↓↓↓
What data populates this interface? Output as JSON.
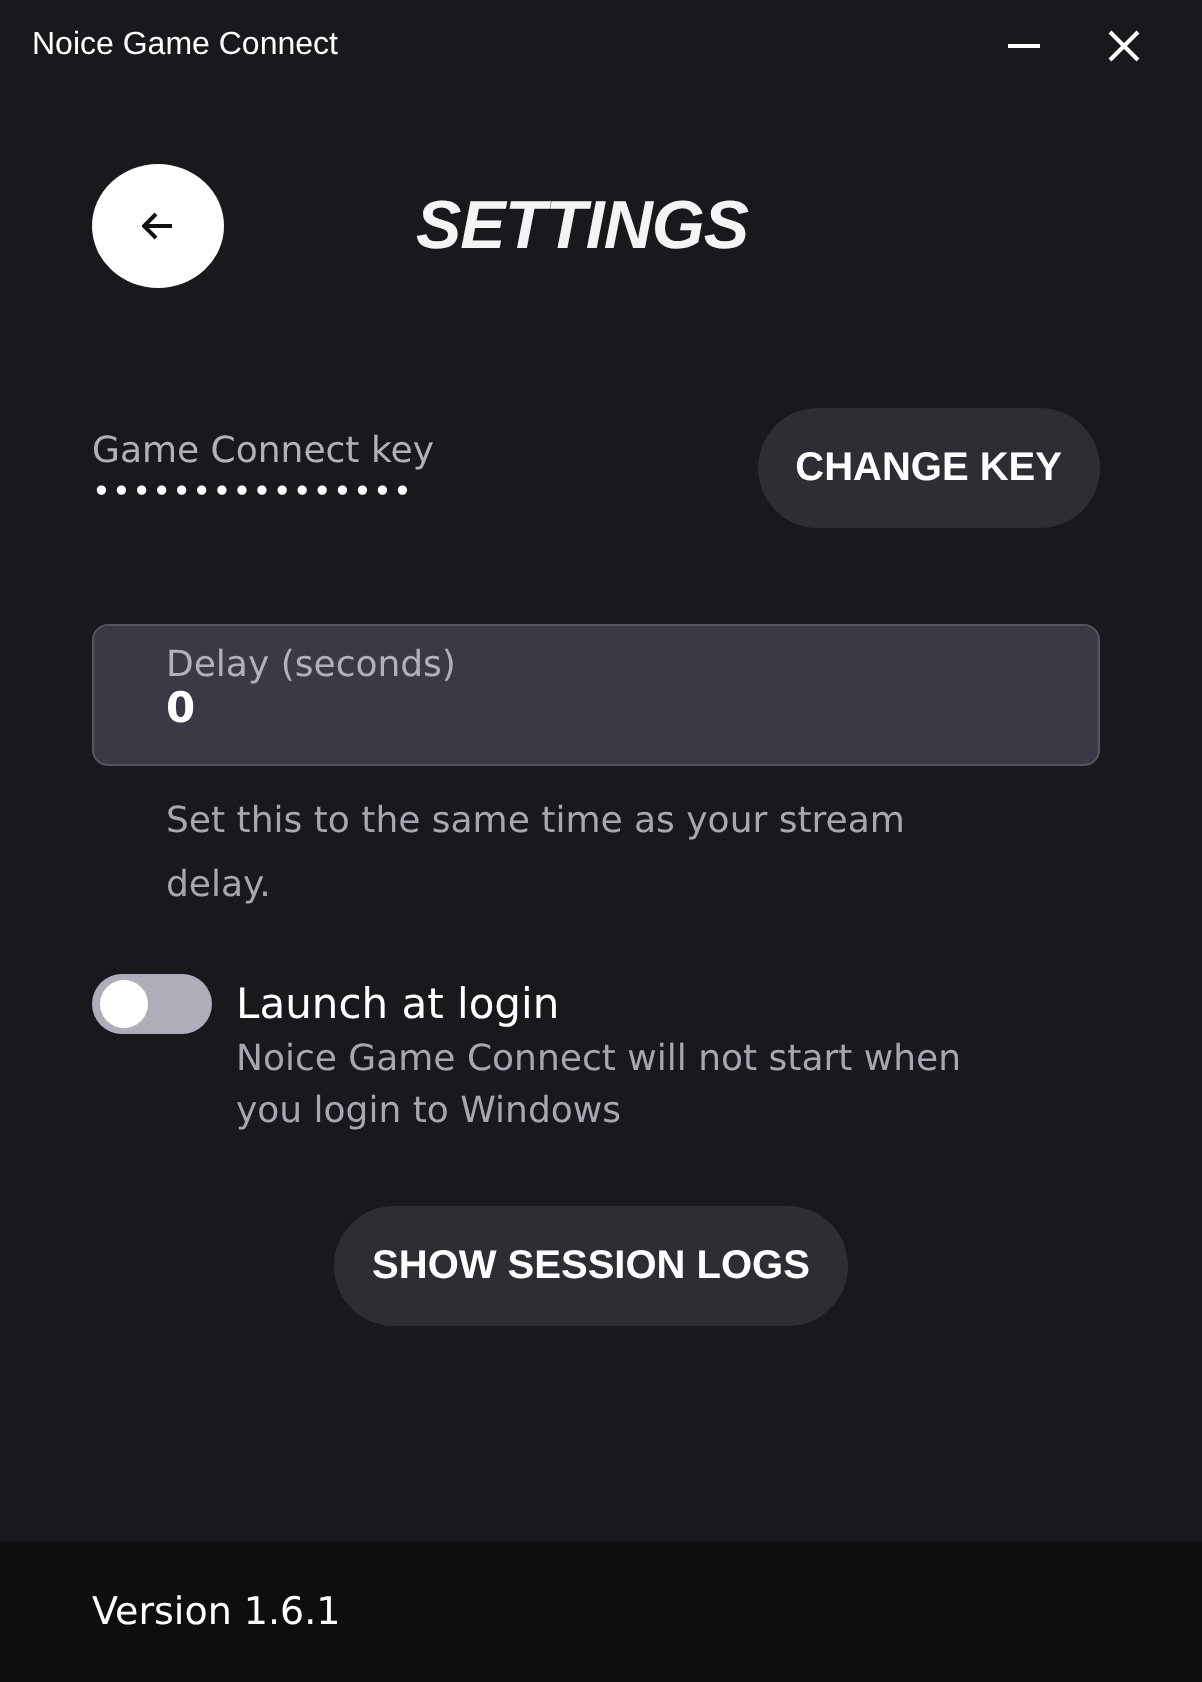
{
  "window": {
    "title": "Noice Game Connect",
    "controls": [
      {
        "kind": "minimize"
      },
      {
        "kind": "close"
      }
    ]
  },
  "header": {
    "title": "SETTINGS"
  },
  "key": {
    "label": "Game Connect key",
    "value": "••••••••••••••••",
    "button": "CHANGE KEY"
  },
  "delay": {
    "label": "Delay (seconds)",
    "value": "0",
    "help": "Set this to the same time as your stream delay."
  },
  "launch": {
    "label": "Launch at login",
    "description": "Noice Game Connect will not start when you login to Windows",
    "on": false
  },
  "logs_button": "SHOW SESSION LOGS",
  "footer": {
    "version": "Version 1.6.1"
  }
}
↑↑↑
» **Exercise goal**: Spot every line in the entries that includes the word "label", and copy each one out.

» **Exercise result**:
    "label": "Game Connect key",
    "label": "Delay (seconds)",
    "label": "Launch at login",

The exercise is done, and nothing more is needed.